[Source records]
╔══

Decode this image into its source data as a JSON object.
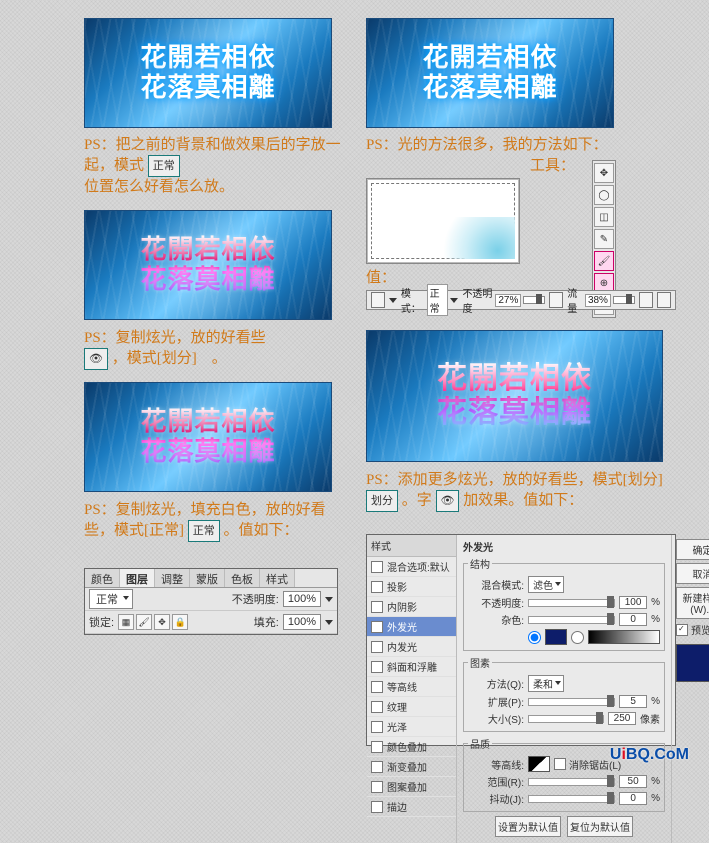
{
  "banners": {
    "line1": "花開若相依",
    "line2": "花落莫相離"
  },
  "notes": {
    "n1": "PS：把之前的背景和做效果后的字放一起，模式",
    "n1b": "位置怎么好看怎么放。",
    "n1_tag": "正常",
    "n2": "PS：光的方法很多，我的方法如下：",
    "n2_tool": "工具：",
    "n2_value": "值：",
    "n3a": "PS：复制炫光，放的好看些",
    "n3b_prefix": "，模式[",
    "n3b_mode": "划分",
    "n3b_suffix": "]　。",
    "n4a": "PS：添加更多炫光，放的好看些，模式[",
    "n4_mode": "划分",
    "n4b": "]",
    "n4_tag": "划分",
    "n4c": "。字",
    "n4d": "加效果。值如下：",
    "n5a": "PS：复制炫光，填充白色，放的好看些，模式[",
    "n5_mode": "正常",
    "n5b": "]",
    "n5_tag": "正常",
    "n5c": "。值如下："
  },
  "optionbar": {
    "mode_label": "模式：",
    "mode_value": "正常",
    "opacity_label": "不透明度",
    "opacity_value": "27%",
    "flow_label": "流量",
    "flow_value": "38%"
  },
  "layerpanel": {
    "tabs": [
      "颜色",
      "图层",
      "调整",
      "蒙版",
      "色板",
      "样式"
    ],
    "active_tab_index": 1,
    "mode": "正常",
    "opacity_label": "不透明度:",
    "opacity_value": "100%",
    "lock_label": "锁定:",
    "fill_label": "填充:",
    "fill_value": "100%"
  },
  "fxpanel": {
    "left_header": "样式",
    "items": [
      {
        "label": "混合选项:默认",
        "checked": false
      },
      {
        "label": "投影",
        "checked": false
      },
      {
        "label": "内阴影",
        "checked": false
      },
      {
        "label": "外发光",
        "checked": true,
        "selected": true
      },
      {
        "label": "内发光",
        "checked": false
      },
      {
        "label": "斜面和浮雕",
        "checked": false
      },
      {
        "label": "等高线",
        "checked": false
      },
      {
        "label": "纹理",
        "checked": false
      },
      {
        "label": "光泽",
        "checked": false
      },
      {
        "label": "颜色叠加",
        "checked": false
      },
      {
        "label": "渐变叠加",
        "checked": false
      },
      {
        "label": "图案叠加",
        "checked": false
      },
      {
        "label": "描边",
        "checked": false
      }
    ],
    "section_title": "外发光",
    "group_struct": "结构",
    "blendmode_label": "混合模式:",
    "blendmode_value": "滤色",
    "opacity_label": "不透明度:",
    "opacity_value": "100",
    "noise_label": "杂色:",
    "noise_value": "0",
    "group_elem": "图素",
    "method_label": "方法(Q):",
    "method_value": "柔和",
    "spread_label": "扩展(P):",
    "spread_value": "5",
    "size_label": "大小(S):",
    "size_value": "250",
    "unit_pct": "%",
    "unit_px": "像素",
    "group_qual": "品质",
    "contour_label": "等高线:",
    "anti_label": "消除锯齿(L)",
    "range_label": "范围(R):",
    "range_value": "50",
    "jitter_label": "抖动(J):",
    "jitter_value": "0",
    "make_default": "设置为默认值",
    "reset_default": "复位为默认值",
    "btn_ok": "确定",
    "btn_cancel": "取消",
    "btn_newstyle": "新建样式(W)...",
    "preview_label": "预览(V)"
  },
  "eye_icon": "👁",
  "watermark": {
    "u": "U",
    "i": "i",
    "rest": "BQ.CoM"
  }
}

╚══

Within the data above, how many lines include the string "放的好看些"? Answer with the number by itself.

3